- identifying new opportunities in products or services that you can provide and/or gain a greater share of wallet from
- gain valuable information on a new, upcoming product or servive
- quantify sales (units, dollar, etc.) for the next several months for improved forecasting
- take a reading on how viral your customers are
- goodwill; it never hurts letting customers know you want to serve them better and require their feedback to do it
Some generic questions to get the wheels turning may include:
- what products/services are you likely to purchase in the next X months (list products and leave a field for “other”)?
- how many of product/service X do you plan to purchase in the next X months?
- how likely on a scale of 1-10 with 10 being most likely are you to refer our company (or products/services) to a colleague? This simple question is usually quite telling and can help catagorize customes into those who are not big fans, those who are passive and the evangelists whom you may want to solicit for a WOMM campaign
- what magazines and/or websites (trade or consumer) do you currently read/visit regularly to get information about (products/services)?
As soliciting customer feedback is a transaction, it’s advised to couch it as an effort to “better serve you”. It’s best to introduce the survey in this manner. For example, “At Company XYZ, we appreciate you as a valued customer. In an effort to better serve you, please complete the following survey…” In addition, including an incentive increases your chances for improved response.

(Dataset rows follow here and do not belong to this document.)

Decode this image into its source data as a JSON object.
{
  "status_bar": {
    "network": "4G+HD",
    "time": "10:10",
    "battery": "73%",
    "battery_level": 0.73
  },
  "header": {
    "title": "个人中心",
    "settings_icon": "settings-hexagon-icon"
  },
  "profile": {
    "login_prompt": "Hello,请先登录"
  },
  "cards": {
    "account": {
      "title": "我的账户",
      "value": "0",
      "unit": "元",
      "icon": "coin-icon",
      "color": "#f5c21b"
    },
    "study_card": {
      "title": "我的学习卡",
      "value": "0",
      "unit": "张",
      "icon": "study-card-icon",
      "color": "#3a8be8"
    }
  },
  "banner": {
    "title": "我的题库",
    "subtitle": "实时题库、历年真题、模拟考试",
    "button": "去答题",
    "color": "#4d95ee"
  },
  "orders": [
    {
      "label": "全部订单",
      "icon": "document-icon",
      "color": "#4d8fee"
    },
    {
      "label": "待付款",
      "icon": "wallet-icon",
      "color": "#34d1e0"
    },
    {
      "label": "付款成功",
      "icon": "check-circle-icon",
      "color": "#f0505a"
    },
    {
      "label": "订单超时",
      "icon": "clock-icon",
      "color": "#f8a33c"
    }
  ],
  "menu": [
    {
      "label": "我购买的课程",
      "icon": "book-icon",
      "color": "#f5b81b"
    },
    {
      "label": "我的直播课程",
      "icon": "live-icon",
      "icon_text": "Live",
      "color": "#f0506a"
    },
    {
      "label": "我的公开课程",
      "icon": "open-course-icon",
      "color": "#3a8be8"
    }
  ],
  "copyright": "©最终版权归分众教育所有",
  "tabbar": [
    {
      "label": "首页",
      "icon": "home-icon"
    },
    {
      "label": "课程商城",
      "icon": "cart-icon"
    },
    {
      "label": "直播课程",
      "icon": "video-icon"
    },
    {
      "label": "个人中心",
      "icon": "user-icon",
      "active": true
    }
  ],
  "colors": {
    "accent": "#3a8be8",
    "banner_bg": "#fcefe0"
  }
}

It’s recommended to distribute the survey efficiently — email surveys are great for this as they can complete them on their own time and the response data can be sent directly to a database saving time and allowing for quick tracking and reporting.